**Your instructions**
Return all lines from the listing below that include the word "this".

=== Section Start ===

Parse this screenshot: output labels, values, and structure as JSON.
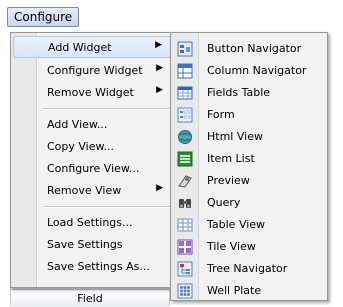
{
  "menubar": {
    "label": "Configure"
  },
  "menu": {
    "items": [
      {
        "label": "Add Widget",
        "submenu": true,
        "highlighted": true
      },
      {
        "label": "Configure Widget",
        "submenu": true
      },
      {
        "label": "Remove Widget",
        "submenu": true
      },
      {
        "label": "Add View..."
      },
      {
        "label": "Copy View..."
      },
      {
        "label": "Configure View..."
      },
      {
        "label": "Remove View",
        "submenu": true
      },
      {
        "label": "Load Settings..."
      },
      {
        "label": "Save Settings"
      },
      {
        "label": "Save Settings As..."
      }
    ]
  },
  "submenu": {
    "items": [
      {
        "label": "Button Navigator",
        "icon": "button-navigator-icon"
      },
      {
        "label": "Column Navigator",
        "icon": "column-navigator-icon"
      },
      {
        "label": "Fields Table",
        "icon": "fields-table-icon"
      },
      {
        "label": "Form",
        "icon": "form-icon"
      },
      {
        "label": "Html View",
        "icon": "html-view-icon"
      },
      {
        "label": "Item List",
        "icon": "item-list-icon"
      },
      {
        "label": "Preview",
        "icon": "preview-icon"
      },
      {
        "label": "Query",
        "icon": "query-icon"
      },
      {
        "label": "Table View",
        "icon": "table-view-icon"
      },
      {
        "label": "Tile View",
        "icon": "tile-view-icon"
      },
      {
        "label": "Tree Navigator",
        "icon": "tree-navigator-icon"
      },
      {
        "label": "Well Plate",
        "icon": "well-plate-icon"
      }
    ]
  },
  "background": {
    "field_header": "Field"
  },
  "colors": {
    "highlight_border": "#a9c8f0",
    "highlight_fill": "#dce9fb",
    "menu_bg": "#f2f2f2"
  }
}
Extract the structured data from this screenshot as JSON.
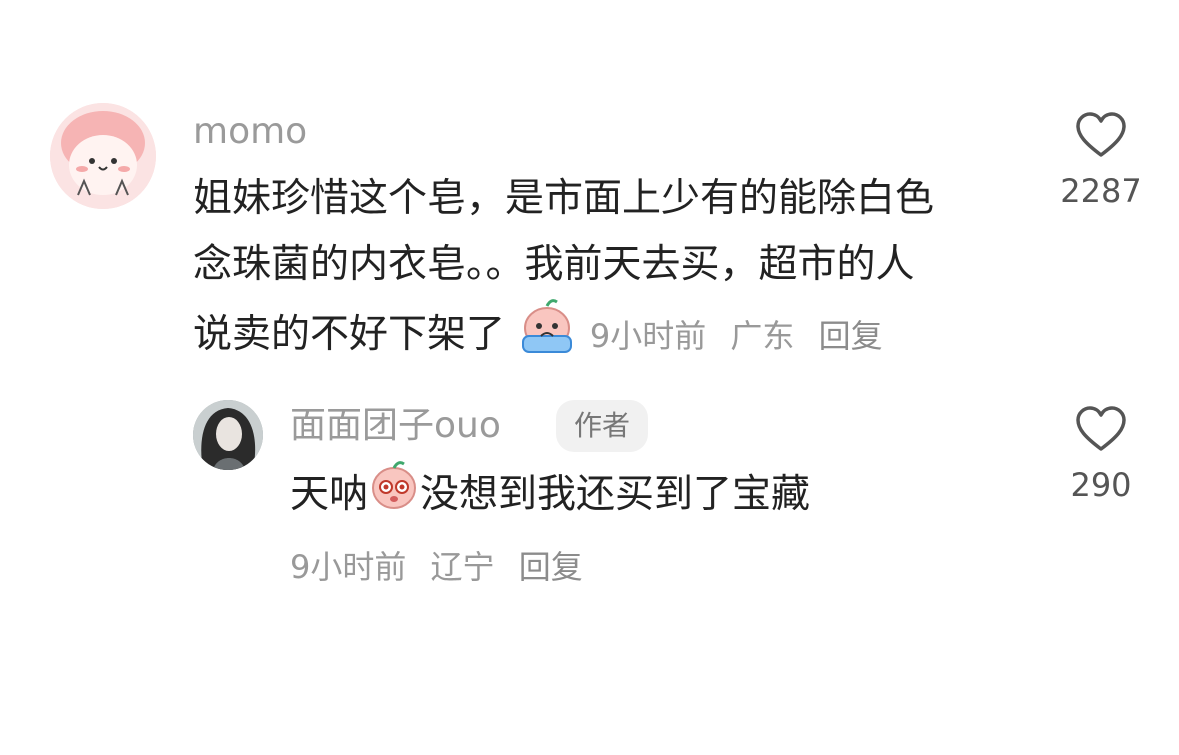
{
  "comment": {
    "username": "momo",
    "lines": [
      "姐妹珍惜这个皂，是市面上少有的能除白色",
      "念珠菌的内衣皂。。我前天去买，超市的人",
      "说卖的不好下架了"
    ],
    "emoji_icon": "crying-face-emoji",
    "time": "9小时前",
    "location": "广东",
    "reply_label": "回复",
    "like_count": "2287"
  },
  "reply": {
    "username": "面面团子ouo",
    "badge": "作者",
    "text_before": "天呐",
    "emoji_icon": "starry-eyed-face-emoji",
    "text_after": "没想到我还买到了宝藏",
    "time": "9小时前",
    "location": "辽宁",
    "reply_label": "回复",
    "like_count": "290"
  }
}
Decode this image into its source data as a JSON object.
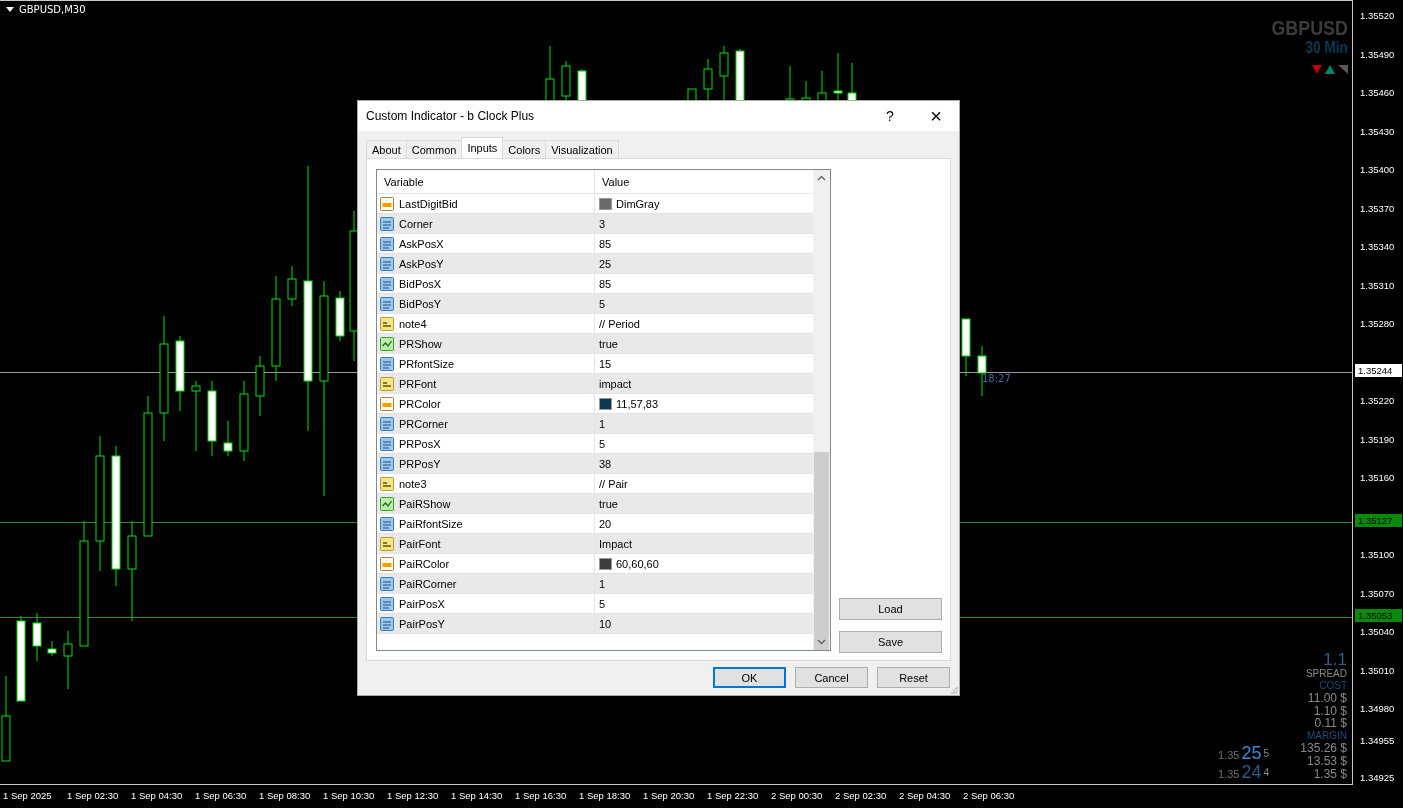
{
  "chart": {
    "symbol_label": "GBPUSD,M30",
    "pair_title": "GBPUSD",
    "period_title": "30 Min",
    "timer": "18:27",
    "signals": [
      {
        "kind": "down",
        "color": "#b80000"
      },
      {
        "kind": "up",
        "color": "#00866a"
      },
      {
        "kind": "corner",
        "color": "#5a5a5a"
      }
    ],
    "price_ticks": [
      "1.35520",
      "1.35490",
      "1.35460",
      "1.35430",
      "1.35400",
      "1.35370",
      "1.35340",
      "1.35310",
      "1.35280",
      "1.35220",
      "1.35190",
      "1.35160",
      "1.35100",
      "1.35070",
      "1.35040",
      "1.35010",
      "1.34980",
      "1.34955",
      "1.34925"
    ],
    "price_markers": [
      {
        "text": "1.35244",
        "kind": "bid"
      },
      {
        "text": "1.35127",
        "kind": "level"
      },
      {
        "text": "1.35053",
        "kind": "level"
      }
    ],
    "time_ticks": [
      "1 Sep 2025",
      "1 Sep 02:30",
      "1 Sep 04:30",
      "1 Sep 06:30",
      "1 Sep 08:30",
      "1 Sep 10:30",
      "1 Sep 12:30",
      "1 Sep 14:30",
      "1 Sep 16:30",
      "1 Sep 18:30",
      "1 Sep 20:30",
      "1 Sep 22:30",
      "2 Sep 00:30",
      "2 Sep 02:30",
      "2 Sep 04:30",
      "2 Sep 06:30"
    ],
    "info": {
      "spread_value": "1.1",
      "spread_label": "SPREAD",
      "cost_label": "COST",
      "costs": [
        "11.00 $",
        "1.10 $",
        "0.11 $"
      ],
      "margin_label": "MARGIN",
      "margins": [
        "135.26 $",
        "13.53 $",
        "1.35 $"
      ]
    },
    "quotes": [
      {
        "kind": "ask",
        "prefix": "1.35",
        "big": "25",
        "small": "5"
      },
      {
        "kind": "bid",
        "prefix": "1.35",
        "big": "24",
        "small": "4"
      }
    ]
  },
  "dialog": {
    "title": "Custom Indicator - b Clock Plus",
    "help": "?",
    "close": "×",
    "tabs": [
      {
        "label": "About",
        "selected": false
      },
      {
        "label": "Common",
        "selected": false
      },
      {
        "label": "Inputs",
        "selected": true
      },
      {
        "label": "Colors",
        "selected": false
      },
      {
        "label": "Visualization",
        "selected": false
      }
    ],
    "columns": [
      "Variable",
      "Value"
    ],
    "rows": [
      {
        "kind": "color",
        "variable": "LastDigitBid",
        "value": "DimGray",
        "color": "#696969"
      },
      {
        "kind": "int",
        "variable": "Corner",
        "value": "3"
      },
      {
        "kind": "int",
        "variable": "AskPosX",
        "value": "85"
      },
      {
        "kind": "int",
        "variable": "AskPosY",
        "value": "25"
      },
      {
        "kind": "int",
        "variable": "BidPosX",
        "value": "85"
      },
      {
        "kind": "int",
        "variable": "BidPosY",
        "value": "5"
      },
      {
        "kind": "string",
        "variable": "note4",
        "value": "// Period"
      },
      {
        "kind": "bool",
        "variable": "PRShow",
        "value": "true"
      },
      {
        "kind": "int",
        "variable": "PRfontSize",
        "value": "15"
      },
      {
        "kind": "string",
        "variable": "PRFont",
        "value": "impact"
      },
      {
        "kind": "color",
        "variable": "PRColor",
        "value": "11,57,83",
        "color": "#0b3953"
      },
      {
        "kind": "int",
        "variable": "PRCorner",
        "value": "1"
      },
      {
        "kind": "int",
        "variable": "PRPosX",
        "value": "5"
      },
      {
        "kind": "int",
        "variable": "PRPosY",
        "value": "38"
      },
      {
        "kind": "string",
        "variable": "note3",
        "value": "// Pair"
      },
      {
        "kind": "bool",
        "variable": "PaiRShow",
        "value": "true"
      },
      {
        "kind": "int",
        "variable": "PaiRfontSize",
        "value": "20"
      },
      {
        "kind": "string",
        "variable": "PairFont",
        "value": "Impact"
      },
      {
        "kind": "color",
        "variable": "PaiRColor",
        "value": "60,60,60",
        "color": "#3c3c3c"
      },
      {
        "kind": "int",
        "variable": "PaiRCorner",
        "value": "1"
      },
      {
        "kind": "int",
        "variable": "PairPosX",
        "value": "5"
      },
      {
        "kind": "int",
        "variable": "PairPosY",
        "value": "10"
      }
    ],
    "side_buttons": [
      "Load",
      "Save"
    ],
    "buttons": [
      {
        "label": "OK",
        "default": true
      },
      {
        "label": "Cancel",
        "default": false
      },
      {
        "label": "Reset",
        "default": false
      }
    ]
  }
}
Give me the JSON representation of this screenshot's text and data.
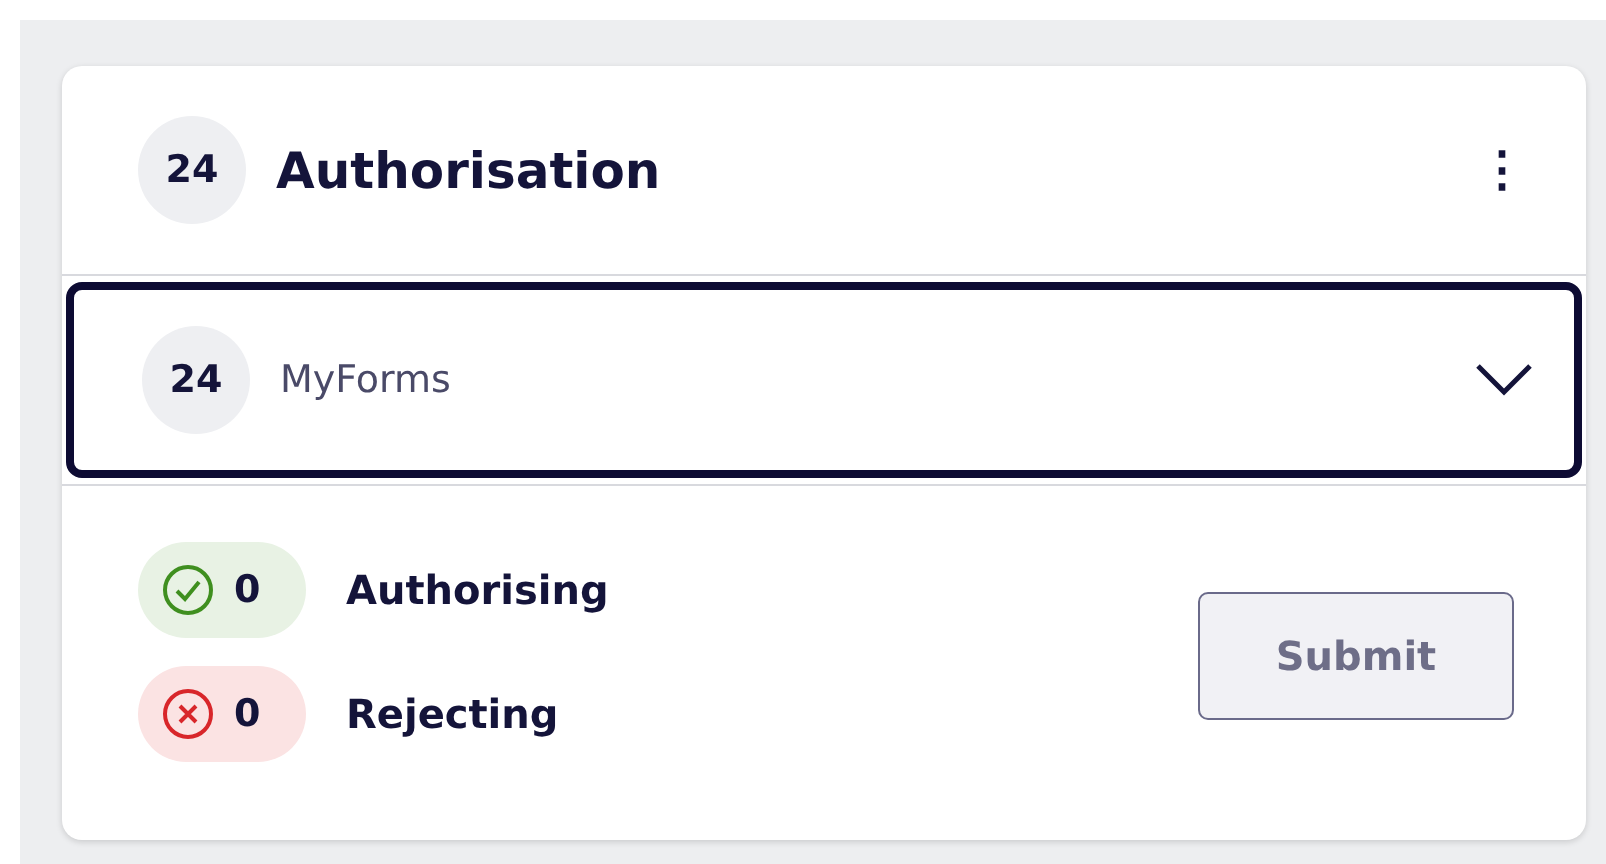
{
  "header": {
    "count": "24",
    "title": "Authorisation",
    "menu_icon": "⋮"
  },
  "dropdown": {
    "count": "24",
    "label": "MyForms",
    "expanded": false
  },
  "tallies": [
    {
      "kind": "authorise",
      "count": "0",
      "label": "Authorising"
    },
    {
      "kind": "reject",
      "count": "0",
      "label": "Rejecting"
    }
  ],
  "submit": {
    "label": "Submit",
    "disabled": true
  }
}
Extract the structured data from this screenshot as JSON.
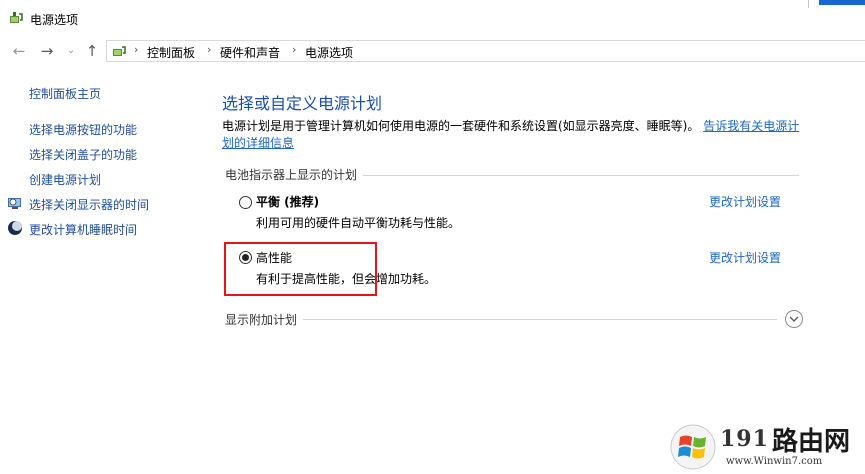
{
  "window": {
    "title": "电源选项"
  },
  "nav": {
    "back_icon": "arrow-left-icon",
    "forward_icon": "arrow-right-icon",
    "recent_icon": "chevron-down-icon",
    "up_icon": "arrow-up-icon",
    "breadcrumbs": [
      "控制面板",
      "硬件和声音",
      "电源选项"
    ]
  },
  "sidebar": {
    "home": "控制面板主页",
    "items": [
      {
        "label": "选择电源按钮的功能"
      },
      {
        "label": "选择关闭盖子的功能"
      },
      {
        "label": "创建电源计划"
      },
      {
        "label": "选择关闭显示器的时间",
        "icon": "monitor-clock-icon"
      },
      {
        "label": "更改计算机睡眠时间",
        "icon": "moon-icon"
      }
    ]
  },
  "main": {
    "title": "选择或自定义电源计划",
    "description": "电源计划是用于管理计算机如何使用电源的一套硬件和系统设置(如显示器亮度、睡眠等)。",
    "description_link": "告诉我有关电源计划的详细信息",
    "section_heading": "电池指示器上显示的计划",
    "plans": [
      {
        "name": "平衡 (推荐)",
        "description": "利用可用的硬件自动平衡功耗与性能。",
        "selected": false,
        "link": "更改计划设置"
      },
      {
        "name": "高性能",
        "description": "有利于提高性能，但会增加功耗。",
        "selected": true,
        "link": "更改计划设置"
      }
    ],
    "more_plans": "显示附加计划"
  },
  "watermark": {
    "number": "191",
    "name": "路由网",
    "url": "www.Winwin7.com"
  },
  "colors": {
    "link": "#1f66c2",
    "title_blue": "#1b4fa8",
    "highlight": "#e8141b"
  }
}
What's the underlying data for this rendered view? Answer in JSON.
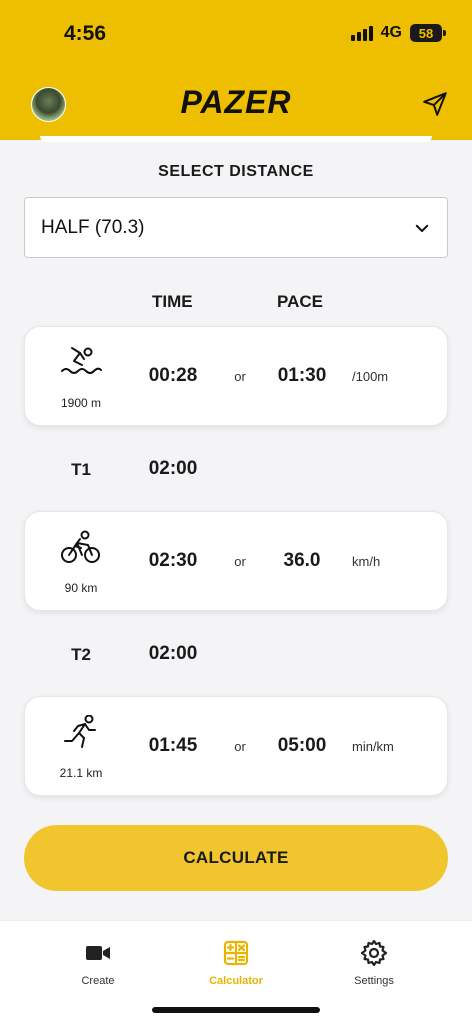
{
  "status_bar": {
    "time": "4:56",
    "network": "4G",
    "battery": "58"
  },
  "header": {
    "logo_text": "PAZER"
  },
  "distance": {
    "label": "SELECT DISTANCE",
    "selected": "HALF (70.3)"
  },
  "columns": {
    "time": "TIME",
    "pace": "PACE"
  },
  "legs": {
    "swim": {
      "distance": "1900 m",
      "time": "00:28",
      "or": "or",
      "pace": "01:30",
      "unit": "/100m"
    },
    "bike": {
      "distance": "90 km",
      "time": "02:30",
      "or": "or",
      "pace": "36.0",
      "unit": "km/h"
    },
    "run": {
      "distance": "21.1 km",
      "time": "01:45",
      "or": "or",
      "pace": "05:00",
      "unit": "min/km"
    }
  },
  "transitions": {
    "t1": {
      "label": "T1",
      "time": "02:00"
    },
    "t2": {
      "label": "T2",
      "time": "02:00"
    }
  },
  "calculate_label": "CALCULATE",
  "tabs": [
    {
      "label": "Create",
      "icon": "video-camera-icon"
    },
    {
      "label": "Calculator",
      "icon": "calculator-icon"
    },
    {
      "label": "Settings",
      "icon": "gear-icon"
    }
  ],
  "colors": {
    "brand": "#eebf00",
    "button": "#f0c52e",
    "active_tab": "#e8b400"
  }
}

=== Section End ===

**Exercise result**
Parse this screenshot: output labels, values, and structure as JSON.
Extract the structured data from this screenshot as JSON.
Decode this image into its source data as a JSON object.
Give me the JSON representation of this screenshot's text and data.
Extract the structured data from this screenshot as JSON.
What's the underlying data for this rendered view? Answer in JSON.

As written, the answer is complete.